TASK BRIEF:
Whenever a line below includes the word "Shoptetu", copy that line.

§

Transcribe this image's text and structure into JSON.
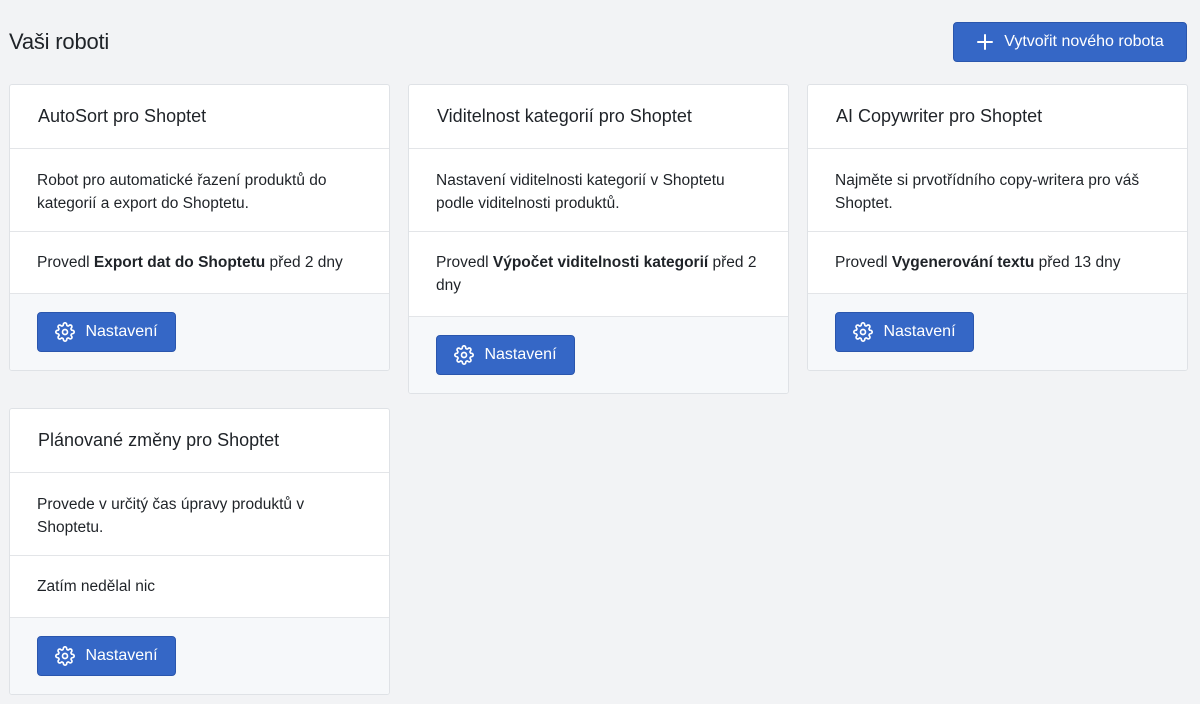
{
  "header": {
    "title": "Vaši roboti",
    "create_button": "Vytvořit nového robota"
  },
  "robots": [
    {
      "name": "AutoSort pro Shoptet",
      "description": "Robot pro automatické řazení produktů do kategorií a export do Shoptetu.",
      "activity_prefix": "Provedl",
      "activity_action": "Export dat do Shoptetu",
      "activity_suffix": "před 2 dny",
      "settings_label": "Nastavení"
    },
    {
      "name": "Viditelnost kategorií pro Shoptet",
      "description": "Nastavení viditelnosti kategorií v Shoptetu podle viditelnosti produktů.",
      "activity_prefix": "Provedl",
      "activity_action": "Výpočet viditelnosti kategorií",
      "activity_suffix": "před 2 dny",
      "settings_label": "Nastavení"
    },
    {
      "name": "AI Copywriter pro Shoptet",
      "description": "Najměte si prvotřídního copy-writera pro váš Shoptet.",
      "activity_prefix": "Provedl",
      "activity_action": "Vygenerování textu",
      "activity_suffix": "před 13 dny",
      "settings_label": "Nastavení"
    },
    {
      "name": "Plánované změny pro Shoptet",
      "description": "Provede v určitý čas úpravy produktů v Shoptetu.",
      "activity_text": "Zatím nedělal nic",
      "settings_label": "Nastavení"
    }
  ],
  "colors": {
    "primary": "#3567c6",
    "background": "#f2f3f5",
    "card_footer": "#f6f8fa"
  },
  "icons": {
    "create": "plus-icon",
    "settings": "gear-icon"
  }
}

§

TASK RESULT:
      "description": "Robot pro automatické řazení produktů do kategorií a export do Shoptetu.",
      "activity_action": "Export dat do Shoptetu",
      "description": "Nastavení viditelnosti kategorií v Shoptetu podle viditelnosti produktů.",
      "description": "Provede v určitý čas úpravy produktů v Shoptetu.",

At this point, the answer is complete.